In continuation of my reflection on the principles of managing people by wandering (walking) around and meeting them at their respective places of work, I remember one of my employees who worked in a small room labeled “Produits finis” (Finished Products). It was a room tucked away at a corner of the ground floor where newspapers, books and flyers that had been printed but the owners had not collected them yet were stored. Some of them were books that some enthusiastic authors had printed, paid part of the bill, taken a few copies with them and then disappeared, leaving no forwarding address and the bulk of their intellectual sweat behind them. While waiting for the owners to come back for them, and many never ever did, they were stocked away in the said room.
I noticed that the woman who worked there, a middle-aged woman, always sat outside the door, a little hand-held fan in hand and a fly-whisk nearby. I walked up to her and asked why she seemed to spend a good part of the day sitting outside her office. For an answer, she stood up and flung open the door and invited me in. I barely popped my head in but quickly jumped back and she burst out laughing. The heat and the humidity were simply unbearably stifling. It was like a sauna in there.
I asked if that was how it was all day long. She nodded her head and said: “Depuis trois ans que je suis là, Monsieur, voilà ce que je subis, moi” [For the past three years that I have been with the company, that’s what I have been living through, Sir]. I asked if my predecessor was aware of her working conditions, she merely chuckled: “Est-ce que le blanc-là savait même que j’existais? Il s’en foutait!” [Did the white man even know I existed. He couldn’t care less!]
I went back to my office profoundly troubled by what I had just seen. It certainly wasn’t fair for anyone to be allowed to work in such conditions in a company that prided itself as the ideal place to work in. I called my finance manager and the chief of personnel to my office and asked how many offices were air-conditioned and was told that it was only my office. I had noticed that in every office, there were only fans either standing on the floor at a corner, or rumbling from the ceiling and barely sending air around.

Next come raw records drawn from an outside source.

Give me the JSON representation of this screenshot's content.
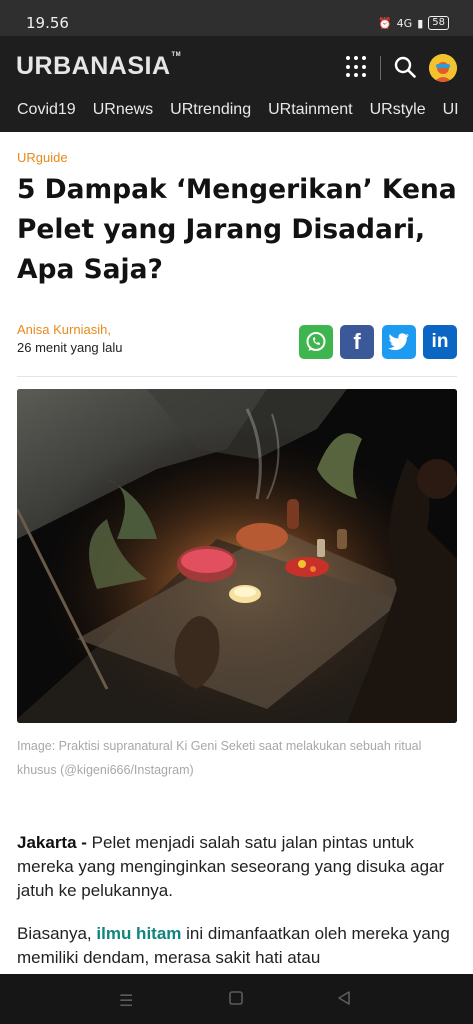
{
  "status": {
    "time": "19.56",
    "network": "4G",
    "battery": "58"
  },
  "header": {
    "logo": "URBANASIA",
    "logo_tm": "TM",
    "nav_tabs": [
      "Covid19",
      "URnews",
      "URtrending",
      "URtainment",
      "URstyle",
      "UI"
    ]
  },
  "article": {
    "category": "URguide",
    "title": "5 Dampak ‘Mengerikan’ Kena Pelet yang Jarang Disadari, Apa Saja?",
    "author": "Anisa Kurniasih,",
    "published": "26 menit yang lalu",
    "share": {
      "whatsapp": "whatsapp",
      "facebook": "f",
      "twitter": "twitter",
      "linkedin": "in"
    },
    "caption": "Image: Praktisi supranatural Ki Geni Seketi saat melakukan sebuah ritual khusus (@kigeni666/Instagram)",
    "p1_lead": "Jakarta -",
    "p1_text": " Pelet menjadi salah satu jalan pintas untuk mereka yang menginginkan seseorang yang disuka agar jatuh ke pelukannya.",
    "p2_before": "Biasanya, ",
    "p2_link": "ilmu hitam",
    "p2_after": " ini dimanfaatkan oleh mereka yang  memiliki dendam, merasa sakit hati atau"
  },
  "colors": {
    "accent": "#e88a1a",
    "link": "#10857f",
    "header_bg": "#1e1e1e"
  },
  "icons": [
    "grid-menu-icon",
    "search-icon",
    "avatar",
    "menu-icon",
    "home-icon",
    "back-icon"
  ]
}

I asked how many offices there were that needed air-conditioning and was told six. I asked if they had included the warehouse where that woman worked. They exchanged surprise looks and asked if it was necessary to air-condition a room that was used for finished products. I said it was and asked them if they ever thought the person working in that office was also as entitled to a decent work environment as everyone else. I received no answer; not that I expected any, anyway.
I then remembered a company that sold air-conditioners from where my previous employer had bought some for our offices. I was involved in the negotiations that led to that purchase and the owner of that structure knew me. I went to him and told him I had left my previous employer and that I needed seven air-conditioners for my new company. He was happy that I had come to him and gave us a really good deal. His company would install the air-conditioners and ensure after-sales maintenance for a period of three years. His technicians would come over and assess the needs of each office and all should be up and running within a maximum of six days. The deal was struck and soon all my employees were working in well air-conditioned offices, including the woman in the finished product warehouse. To show me how greatly she appreciated what I had done for her, she brought me some cookies the next day and would not take no for an answer. She insisted that if I didn’t want to eat them myself, she was sure my kids would love them, and she was right.
Had I not been wandering around from time to time to meet my employees where they worked, I would not have known in what conditions they were working. I couldn’t, of course, solve all their problems, especially individual ones, but I tried to take care of the major ones that involved the welfare of all employees, within the limits of the means at my disposal.
The moral of this story: if you want to make a profit, which is what every business is all about, don’t focus your attention solely on the bottom line (profit), important though it no doubt is. Rather, pay close attention to the welfare of the people who bring in the money and, for the most part, they would rise to the occasion.